Suresh Andani, senior director of product marketing at Rambus, has written an article for Semiconductor Engineering that takes an in-depth look at how 112G XSR SerDes can be used to optimally design chiplet and co-packaged optics architectures.
As Andani notes, conventional chip designs are struggling to achieve the scalability, as well as power, performance, and area (PPA) that are expected of leading-edge designs.
“With the slowing of Moore’s Law, high complexity ASICs increasingly bump up against reticle limits. The demise of Dennard scaling means power consumption is [also] a growing challenge,” he explains. “In this context, disaggregated architectures such as chiplets or co-packaged optics (CPO) become truly viable alternatives to the traditional monolithic SoC scaling approach.”
According to Andani, aggregating multiple chiplets to perform the function of a single monolithic IC de-risks the overall system by reducing complexity and increasing yields.
“This is precisely why chiplets are already enabling a wide range of applications across multiple mainstream markets such as the data center, networking, 5G, high-performance computing (HPC), and artificial intelligence/machine learning (AI/ML),” he elaborates. “It also allows different process technologies to be mixed and matched with functions implemented in the most appropriate node.”
As Andani observes, a similar rationale exists for CPO, with next-generation 51.2 Terabit per second (Tbps) switch ASICs slated to be co-packaged with sixty-four (64) 800G silicon photonics die.
“Trying to integrate both logic and the silicon photonics required for the needed bandwidth in a single chip would be completely impractical,” he states. “Conversely, very short reach electrical links interconnecting a packaged 51.2T ASIC with separately packaged optical modules would burn too much power.”
The solution, says Andani, is co-packaging ASIC and optics connected with ultra-low power, extra short reach (XSR) SerDes links.

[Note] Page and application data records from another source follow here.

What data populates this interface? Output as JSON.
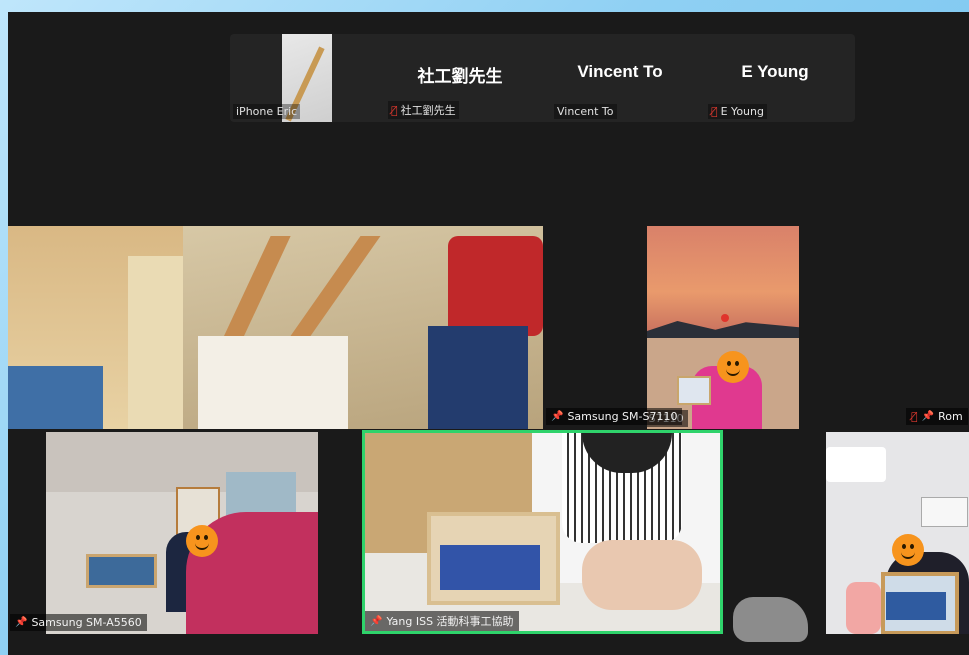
{
  "top_strip": {
    "tiles": [
      {
        "display_name": "",
        "label": "iPhone Eric",
        "muted": false
      },
      {
        "display_name": "社工劉先生",
        "label": "社工劉先生",
        "muted": true
      },
      {
        "display_name": "Vincent To",
        "label": "Vincent To",
        "muted": false
      },
      {
        "display_name": "E Young",
        "label": "E Young",
        "muted": true
      }
    ]
  },
  "grid": {
    "row1": [
      {
        "label": "",
        "pinned": false,
        "muted": false
      },
      {
        "label": "Samsung SM-S7110",
        "pinned": true,
        "muted": false
      },
      {
        "label": "Rom",
        "pinned": true,
        "muted": true
      }
    ],
    "row2": [
      {
        "label": "Samsung SM-A5560",
        "pinned": true,
        "muted": false
      },
      {
        "label": "Yang ISS 活動科事工協助",
        "pinned": true,
        "muted": false,
        "active_speaker": true
      },
      {
        "label": "",
        "pinned": false,
        "muted": false
      }
    ]
  },
  "colors": {
    "active_border": "#2fd36b",
    "mute_red": "#e0392f",
    "desktop_blue": "#8fd0f3"
  },
  "icons": [
    "microphone-muted-icon",
    "pin-icon",
    "emoji-face-icon"
  ]
}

This disaggregated architecture allows for logic and optics to be implemented in the best-fit process nodes for each, reduces complexity and achieves power targets.
For AI/ML and HPC SoCs, the 112G XSR SerDes is used to bridge purpose-built accelerator chiplets for natural language processing, video transcoding, and image recognition. Another popular use case, says Andani, is the die disaggregation of large SoCs (which are hitting reticle size limits for manufacturable yields) into multiple smaller die that are connected with XSR links over organic substrate.
“As the semiconductor industry turns towards chiplets and CPO to enable high-performance products, implementation of the SerDes PHY is critical to effectively maintain high speeds and signal integrity across XSR and ultra-short reach (USR) distances,” he explains. “From our perspective, 112G XSR SerDes PHYs fabricated in advanced process nodes – such as 7nm – can successfully deliver the required speed and signal integrity demanded by chiplets and co-packaged optics. The 112G XSR interface – formalized by the Optical Internetworking Forum (OIF) – offers extremely high throughput capabilities, even though it is designed for low complexity and very low power consumption.”
As Andani points out, 112G XSR SerDes PHYs should be tailored for the ultra-low power and area requirements of die-to-die (D2D) and die-to-optical-engine (D2OE) interfaces, supporting NRZ and PAM-4 signaling at multiple data rates for maximum design flexibility.
Additional features should optimally include a high-bandwidth ~2Tbps/mm of uni-directional beachfront efficiency, support for channels up to 10dB insertion loss without DFE (to save power), multiple lane configurations to allow flexible ASIC floorplan integration, extensive Design-For-Test (DFT) capabilities to aid manufacturing of Known Good Dice (KGD), static and run-time debug capabilities, and software and scripts for enhanced bring-up and validation.
“In a world of Moore’s Law slowing and Dennard Scaling stopped, the traditional approach of implementing monolithic SoCs faces real challenges,” he adds. “Complexity, yield, and power consumption become insurmountable obstacles to delivering the PPA required by leading-edge applications.”
Fortunately, disaggregated architectures, namely chiplets and CPO, break through these limits. High-speed, extra and ultra-short reach links delivered by 112G XSR SerDes PHYs are the key technology for interconnecting chiplets, ASICs and optics.
“With 112G XSR SerDes, chiplets and CPO will enable the most demanding applications across the data center, networking, 5G, HPC, and AI/ML markets,” Andani concludes.